__WORK TO BE COMPLETED__:
Give back the data below exactly as it was given.

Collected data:
==*==
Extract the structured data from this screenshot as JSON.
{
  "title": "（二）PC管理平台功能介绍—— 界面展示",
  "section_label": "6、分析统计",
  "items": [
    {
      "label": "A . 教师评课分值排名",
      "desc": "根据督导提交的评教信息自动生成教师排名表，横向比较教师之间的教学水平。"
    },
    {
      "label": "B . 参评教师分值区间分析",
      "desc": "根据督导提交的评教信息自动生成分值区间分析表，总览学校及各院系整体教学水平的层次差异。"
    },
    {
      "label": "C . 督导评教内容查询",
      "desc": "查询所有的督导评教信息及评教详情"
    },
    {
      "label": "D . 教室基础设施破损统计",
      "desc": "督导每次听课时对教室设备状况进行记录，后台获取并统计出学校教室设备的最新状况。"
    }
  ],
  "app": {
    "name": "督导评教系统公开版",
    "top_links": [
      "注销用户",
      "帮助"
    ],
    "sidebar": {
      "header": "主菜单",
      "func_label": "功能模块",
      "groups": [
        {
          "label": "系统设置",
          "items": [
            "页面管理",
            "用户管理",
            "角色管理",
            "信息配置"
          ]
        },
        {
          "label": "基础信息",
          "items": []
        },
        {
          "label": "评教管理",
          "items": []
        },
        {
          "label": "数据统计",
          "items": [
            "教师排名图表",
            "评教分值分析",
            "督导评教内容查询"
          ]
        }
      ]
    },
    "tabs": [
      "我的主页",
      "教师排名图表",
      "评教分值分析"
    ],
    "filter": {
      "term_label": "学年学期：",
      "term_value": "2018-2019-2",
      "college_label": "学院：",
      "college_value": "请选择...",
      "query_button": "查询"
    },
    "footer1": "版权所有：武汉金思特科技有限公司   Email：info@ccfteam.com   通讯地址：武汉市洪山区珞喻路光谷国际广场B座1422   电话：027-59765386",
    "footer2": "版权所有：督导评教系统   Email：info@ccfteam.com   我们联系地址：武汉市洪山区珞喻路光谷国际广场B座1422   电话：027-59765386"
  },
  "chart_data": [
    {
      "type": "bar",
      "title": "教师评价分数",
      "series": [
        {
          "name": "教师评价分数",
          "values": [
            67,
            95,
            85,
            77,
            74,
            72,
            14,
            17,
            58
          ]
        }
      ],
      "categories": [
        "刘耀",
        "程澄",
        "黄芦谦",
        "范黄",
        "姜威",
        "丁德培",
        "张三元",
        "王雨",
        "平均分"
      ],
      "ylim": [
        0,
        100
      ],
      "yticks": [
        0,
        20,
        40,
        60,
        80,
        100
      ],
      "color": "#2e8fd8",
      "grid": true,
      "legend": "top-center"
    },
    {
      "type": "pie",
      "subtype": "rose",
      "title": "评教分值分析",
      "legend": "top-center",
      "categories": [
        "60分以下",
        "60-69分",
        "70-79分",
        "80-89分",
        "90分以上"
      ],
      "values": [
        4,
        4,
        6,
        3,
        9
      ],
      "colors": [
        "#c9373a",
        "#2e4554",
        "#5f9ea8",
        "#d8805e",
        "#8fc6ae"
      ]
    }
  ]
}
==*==
__ANSWER TO THE PROBLEM__:
Extract the structured data from this screenshot as JSON.
{
  "title": "（二）PC管理平台功能介绍—— 界面展示",
  "section_label": "6、分析统计",
  "items": [
    {
      "label": "A . 教师评课分值排名",
      "desc": "根据督导提交的评教信息自动生成教师排名表，横向比较教师之间的教学水平。"
    },
    {
      "label": "B . 参评教师分值区间分析",
      "desc": "根据督导提交的评教信息自动生成分值区间分析表，总览学校及各院系整体教学水平的层次差异。"
    },
    {
      "label": "C . 督导评教内容查询",
      "desc": "查询所有的督导评教信息及评教详情"
    },
    {
      "label": "D . 教室基础设施破损统计",
      "desc": "督导每次听课时对教室设备状况进行记录，后台获取并统计出学校教室设备的最新状况。"
    }
  ],
  "app": {
    "name": "督导评教系统公开版",
    "top_links": [
      "注销用户",
      "帮助"
    ],
    "sidebar": {
      "header": "主菜单",
      "func_label": "功能模块",
      "groups": [
        {
          "label": "系统设置",
          "items": [
            "页面管理",
            "用户管理",
            "角色管理",
            "信息配置"
          ]
        },
        {
          "label": "基础信息",
          "items": []
        },
        {
          "label": "评教管理",
          "items": []
        },
        {
          "label": "数据统计",
          "items": [
            "教师排名图表",
            "评教分值分析",
            "督导评教内容查询"
          ]
        }
      ]
    },
    "tabs": [
      "我的主页",
      "教师排名图表",
      "评教分值分析"
    ],
    "filter": {
      "term_label": "学年学期：",
      "term_value": "2018-2019-2",
      "college_label": "学院：",
      "college_value": "请选择...",
      "query_button": "查询"
    },
    "footer1": "版权所有：武汉金思特科技有限公司   Email：info@ccfteam.com   通讯地址：武汉市洪山区珞喻路光谷国际广场B座1422   电话：027-59765386",
    "footer2": "版权所有：督导评教系统   Email：info@ccfteam.com   我们联系地址：武汉市洪山区珞喻路光谷国际广场B座1422   电话：027-59765386"
  },
  "chart_data": [
    {
      "type": "bar",
      "title": "教师评价分数",
      "series": [
        {
          "name": "教师评价分数",
          "values": [
            67,
            95,
            85,
            77,
            74,
            72,
            14,
            17,
            58
          ]
        }
      ],
      "categories": [
        "刘耀",
        "程澄",
        "黄芦谦",
        "范黄",
        "姜威",
        "丁德培",
        "张三元",
        "王雨",
        "平均分"
      ],
      "ylim": [
        0,
        100
      ],
      "yticks": [
        0,
        20,
        40,
        60,
        80,
        100
      ],
      "color": "#2e8fd8",
      "grid": true,
      "legend": "top-center"
    },
    {
      "type": "pie",
      "subtype": "rose",
      "title": "评教分值分析",
      "legend": "top-center",
      "categories": [
        "60分以下",
        "60-69分",
        "70-79分",
        "80-89分",
        "90分以上"
      ],
      "values": [
        4,
        4,
        6,
        3,
        9
      ],
      "colors": [
        "#c9373a",
        "#2e4554",
        "#5f9ea8",
        "#d8805e",
        "#8fc6ae"
      ]
    }
  ]
}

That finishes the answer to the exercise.